** Opening Given records block **

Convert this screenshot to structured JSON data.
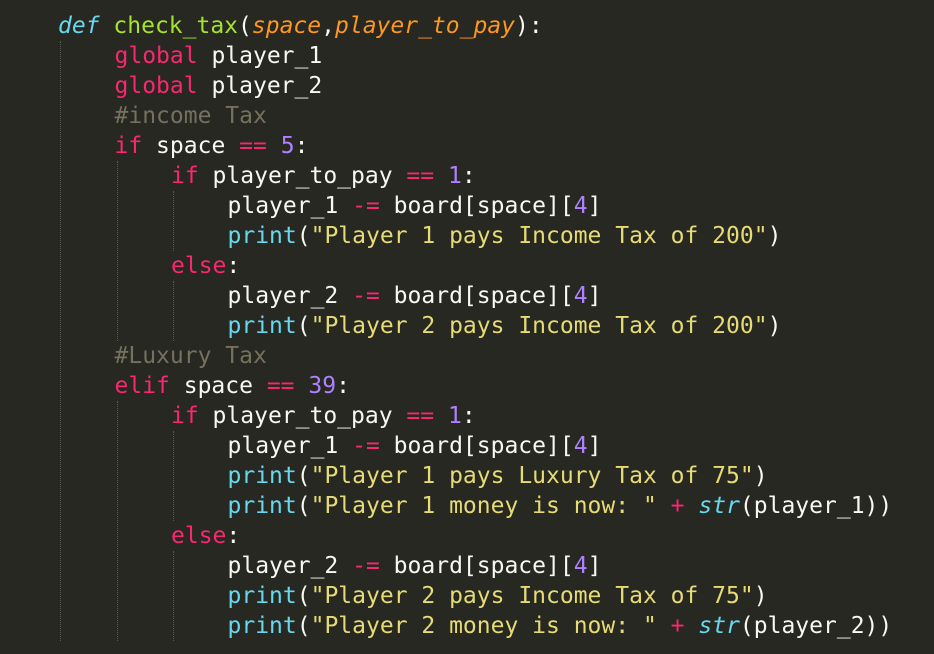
{
  "editor": {
    "lines": [
      [
        [
          "def",
          "def"
        ],
        [
          "sp",
          " "
        ],
        [
          "fn",
          "check_tax"
        ],
        [
          "p",
          "("
        ],
        [
          "param",
          "space"
        ],
        [
          "p",
          ","
        ],
        [
          "param",
          "player_to_pay"
        ],
        [
          "p",
          "):"
        ]
      ],
      [
        [
          "kw",
          "global"
        ],
        [
          "p",
          " player_1"
        ]
      ],
      [
        [
          "kw",
          "global"
        ],
        [
          "p",
          " player_2"
        ]
      ],
      [
        [
          "cmt",
          "#income Tax"
        ]
      ],
      [
        [
          "kw",
          "if"
        ],
        [
          "p",
          " space "
        ],
        [
          "op",
          "=="
        ],
        [
          "p",
          " "
        ],
        [
          "num",
          "5"
        ],
        [
          "p",
          ":"
        ]
      ],
      [
        [
          "kw",
          "if"
        ],
        [
          "p",
          " player_to_pay "
        ],
        [
          "op",
          "=="
        ],
        [
          "p",
          " "
        ],
        [
          "num",
          "1"
        ],
        [
          "p",
          ":"
        ]
      ],
      [
        [
          "p",
          "player_1 "
        ],
        [
          "op",
          "-="
        ],
        [
          "p",
          " board[space]["
        ],
        [
          "num",
          "4"
        ],
        [
          "p",
          "]"
        ]
      ],
      [
        [
          "builtin",
          "print"
        ],
        [
          "p",
          "("
        ],
        [
          "str",
          "\"Player 1 pays Income Tax of 200\""
        ],
        [
          "p",
          ")"
        ]
      ],
      [
        [
          "kw",
          "else"
        ],
        [
          "p",
          ":"
        ]
      ],
      [
        [
          "p",
          "player_2 "
        ],
        [
          "op",
          "-="
        ],
        [
          "p",
          " board[space]["
        ],
        [
          "num",
          "4"
        ],
        [
          "p",
          "]"
        ]
      ],
      [
        [
          "builtin",
          "print"
        ],
        [
          "p",
          "("
        ],
        [
          "str",
          "\"Player 2 pays Income Tax of 200\""
        ],
        [
          "p",
          ")"
        ]
      ],
      [
        [
          "cmt",
          "#Luxury Tax"
        ]
      ],
      [
        [
          "kw",
          "elif"
        ],
        [
          "p",
          " space "
        ],
        [
          "op",
          "=="
        ],
        [
          "p",
          " "
        ],
        [
          "num",
          "39"
        ],
        [
          "p",
          ":"
        ]
      ],
      [
        [
          "kw",
          "if"
        ],
        [
          "p",
          " player_to_pay "
        ],
        [
          "op",
          "=="
        ],
        [
          "p",
          " "
        ],
        [
          "num",
          "1"
        ],
        [
          "p",
          ":"
        ]
      ],
      [
        [
          "p",
          "player_1 "
        ],
        [
          "op",
          "-="
        ],
        [
          "p",
          " board[space]["
        ],
        [
          "num",
          "4"
        ],
        [
          "p",
          "]"
        ]
      ],
      [
        [
          "builtin",
          "print"
        ],
        [
          "p",
          "("
        ],
        [
          "str",
          "\"Player 1 pays Luxury Tax of 75\""
        ],
        [
          "p",
          ")"
        ]
      ],
      [
        [
          "builtin",
          "print"
        ],
        [
          "p",
          "("
        ],
        [
          "str",
          "\"Player 1 money is now: \""
        ],
        [
          "p",
          " "
        ],
        [
          "op",
          "+"
        ],
        [
          "p",
          " "
        ],
        [
          "builtin-it",
          "str"
        ],
        [
          "p",
          "(player_1))"
        ]
      ],
      [
        [
          "kw",
          "else"
        ],
        [
          "p",
          ":"
        ]
      ],
      [
        [
          "p",
          "player_2 "
        ],
        [
          "op",
          "-="
        ],
        [
          "p",
          " board[space]["
        ],
        [
          "num",
          "4"
        ],
        [
          "p",
          "]"
        ]
      ],
      [
        [
          "builtin",
          "print"
        ],
        [
          "p",
          "("
        ],
        [
          "str",
          "\"Player 2 pays Income Tax of 75\""
        ],
        [
          "p",
          ")"
        ]
      ],
      [
        [
          "builtin",
          "print"
        ],
        [
          "p",
          "("
        ],
        [
          "str",
          "\"Player 2 money is now: \""
        ],
        [
          "p",
          " "
        ],
        [
          "op",
          "+"
        ],
        [
          "p",
          " "
        ],
        [
          "builtin-it",
          "str"
        ],
        [
          "p",
          "(player_2))"
        ]
      ]
    ],
    "indents": [
      0,
      1,
      1,
      1,
      1,
      2,
      3,
      3,
      2,
      3,
      3,
      1,
      1,
      2,
      3,
      3,
      3,
      2,
      3,
      3,
      3
    ]
  }
}
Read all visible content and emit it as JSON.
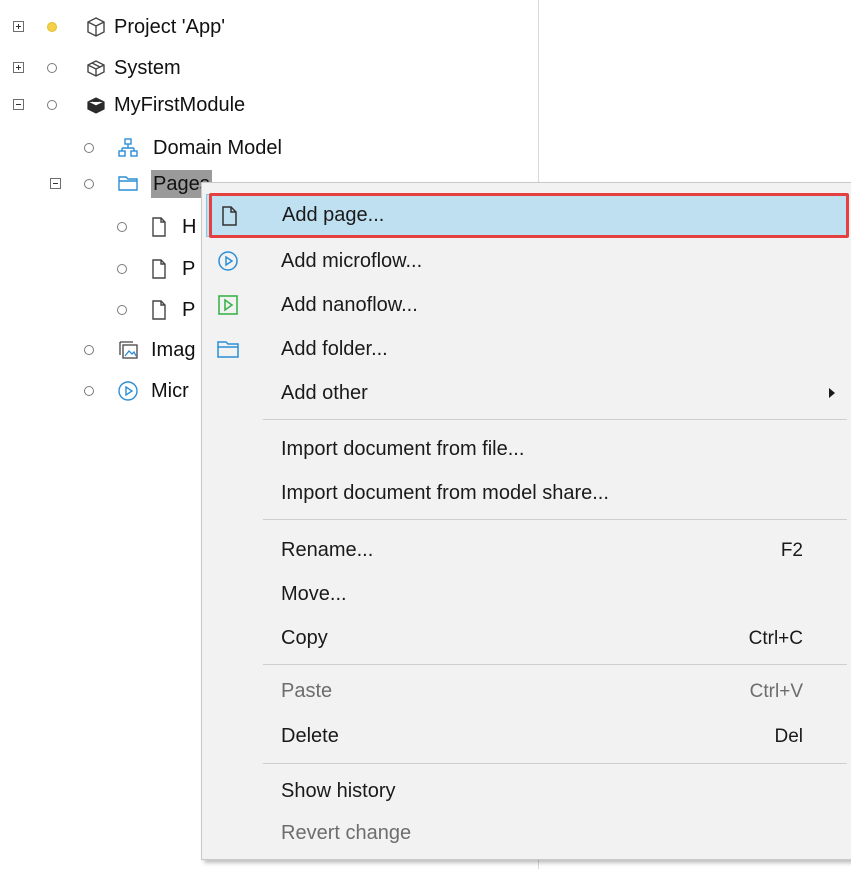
{
  "tree": {
    "items": [
      {
        "label": "Project 'App'",
        "icon": "project-icon",
        "expander": "plus",
        "status": "active"
      },
      {
        "label": "System",
        "icon": "module-icon",
        "expander": "plus",
        "status": "inactive"
      },
      {
        "label": "MyFirstModule",
        "icon": "module-icon",
        "expander": "minus",
        "status": "inactive"
      },
      {
        "label": "Domain Model",
        "icon": "domain-model-icon",
        "status": "inactive"
      },
      {
        "label": "Pages",
        "icon": "folder-icon",
        "expander": "minus",
        "status": "inactive",
        "selected": true
      },
      {
        "label": "H",
        "icon": "page-icon",
        "status": "inactive"
      },
      {
        "label": "P",
        "icon": "page-icon",
        "status": "inactive"
      },
      {
        "label": "P",
        "icon": "page-icon",
        "status": "inactive"
      },
      {
        "label": "Imag",
        "icon": "images-icon",
        "status": "inactive"
      },
      {
        "label": "Micr",
        "icon": "microflow-icon",
        "status": "inactive"
      }
    ]
  },
  "context_menu": {
    "items": [
      {
        "label": "Add page...",
        "icon": "page-icon",
        "highlighted": true
      },
      {
        "label": "Add microflow...",
        "icon": "microflow-icon"
      },
      {
        "label": "Add nanoflow...",
        "icon": "nanoflow-icon"
      },
      {
        "label": "Add folder...",
        "icon": "folder-icon"
      },
      {
        "label": "Add other",
        "has_submenu": true
      },
      {
        "label": "Import document from file..."
      },
      {
        "label": "Import document from model share..."
      },
      {
        "label": "Rename...",
        "shortcut": "F2"
      },
      {
        "label": "Move..."
      },
      {
        "label": "Copy",
        "shortcut": "Ctrl+C"
      },
      {
        "label": "Paste",
        "shortcut": "Ctrl+V",
        "disabled": true
      },
      {
        "label": "Delete",
        "shortcut": "Del"
      },
      {
        "label": "Show history"
      },
      {
        "label": "Revert change",
        "disabled": true
      }
    ]
  },
  "colors": {
    "hover_bg": "#bfe0f0",
    "highlight_border": "#e3403f",
    "status_active": "#f5d14a",
    "microflow_blue": "#2a8fd6",
    "nanoflow_green": "#3bb54a"
  }
}
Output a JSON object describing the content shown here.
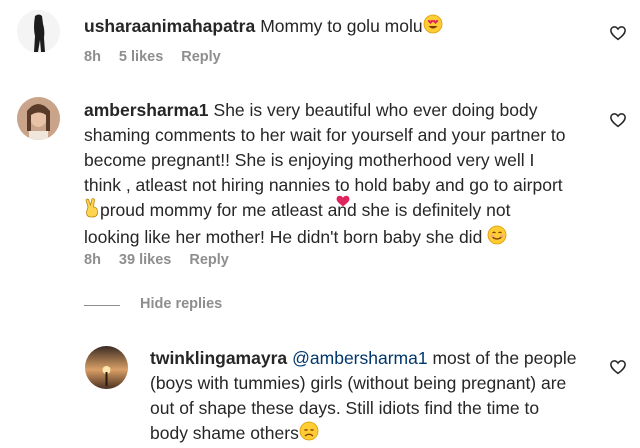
{
  "comments": [
    {
      "username": "usharaanimahapatra",
      "text": "Mommy to golu molu",
      "time": "8h",
      "likes": "5 likes",
      "reply": "Reply",
      "emoji": "heart-eyes-emoji"
    },
    {
      "username": "ambersharma1",
      "lines": [
        "She is very beautiful who ever doing body",
        "shaming comments to her wait for yourself and your partner to",
        "become pregnant!! She is enjoying motherhood very well I",
        "think , atleast not hiring nannies to hold baby and go to airport",
        "proud mommy for me atleast and she is definitely not",
        "looking like her mother! He didn't born baby she did"
      ],
      "time": "8h",
      "likes": "39 likes",
      "reply": "Reply",
      "emojis": [
        "victory-hand-emoji",
        "red-heart-emoji",
        "smiling-face-emoji"
      ]
    }
  ],
  "hide_replies": "Hide replies",
  "reply_comment": {
    "username": "twinklingamayra",
    "mention": "@ambersharma1",
    "lines": [
      "most of the people",
      "(boys with tummies) girls (without being pregnant) are",
      "out of shape these days. Still idiots find the time to",
      "body shame others"
    ],
    "emoji": "disappointed-face-emoji"
  }
}
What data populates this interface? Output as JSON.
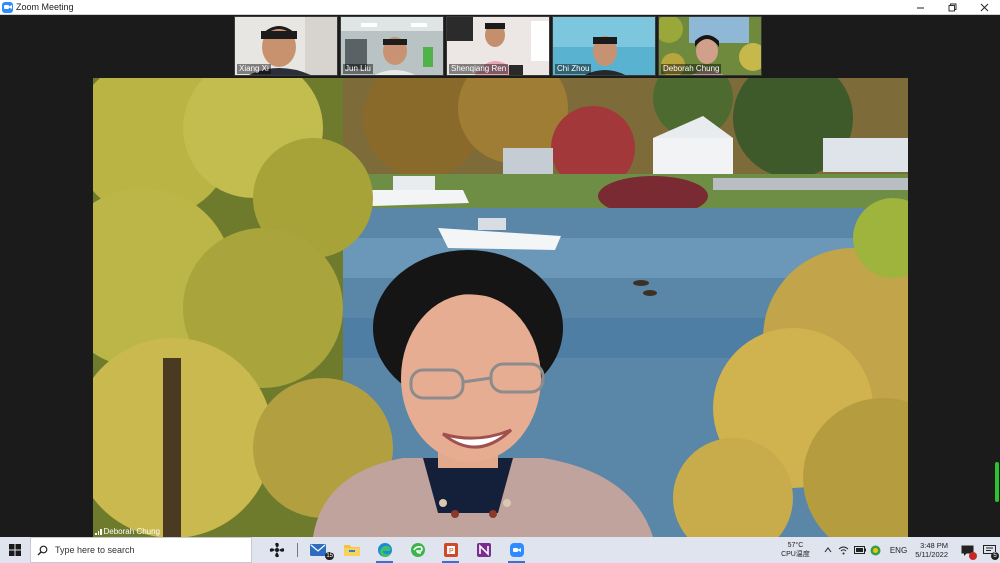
{
  "window": {
    "title": "Zoom Meeting"
  },
  "participants": [
    {
      "name": "Xiang Xi"
    },
    {
      "name": "Jun Liu"
    },
    {
      "name": "Shenqiang Ren"
    },
    {
      "name": "Chi Zhou"
    },
    {
      "name": "Deborah Chung"
    }
  ],
  "active_speaker": {
    "name": "Deborah Chung"
  },
  "taskbar": {
    "search_placeholder": "Type here to search",
    "mail_badge": "15",
    "apps": [
      "explorer-icon",
      "mail-icon",
      "file-manager-icon",
      "edge-icon",
      "edge-green-icon",
      "powerpoint-icon",
      "onenote-icon",
      "zoom-icon"
    ],
    "weather_temp": "57°C",
    "weather_label": "CPU温度",
    "language": "ENG",
    "time": "3:48 PM",
    "date": "5/11/2022",
    "notification_count": "5"
  },
  "colors": {
    "zoom_blue": "#2d8cff",
    "taskbar_bg": "#dfe4ef",
    "stage_bg": "#1b1b1b"
  }
}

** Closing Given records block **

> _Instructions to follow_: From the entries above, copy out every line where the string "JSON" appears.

> _Solution for this exercise_:
Convert this screenshot to structured JSON data.
Read all visible content and emit it as JSON.
Output a JSON object describing the content shown here.
What data populates this interface? Output as JSON.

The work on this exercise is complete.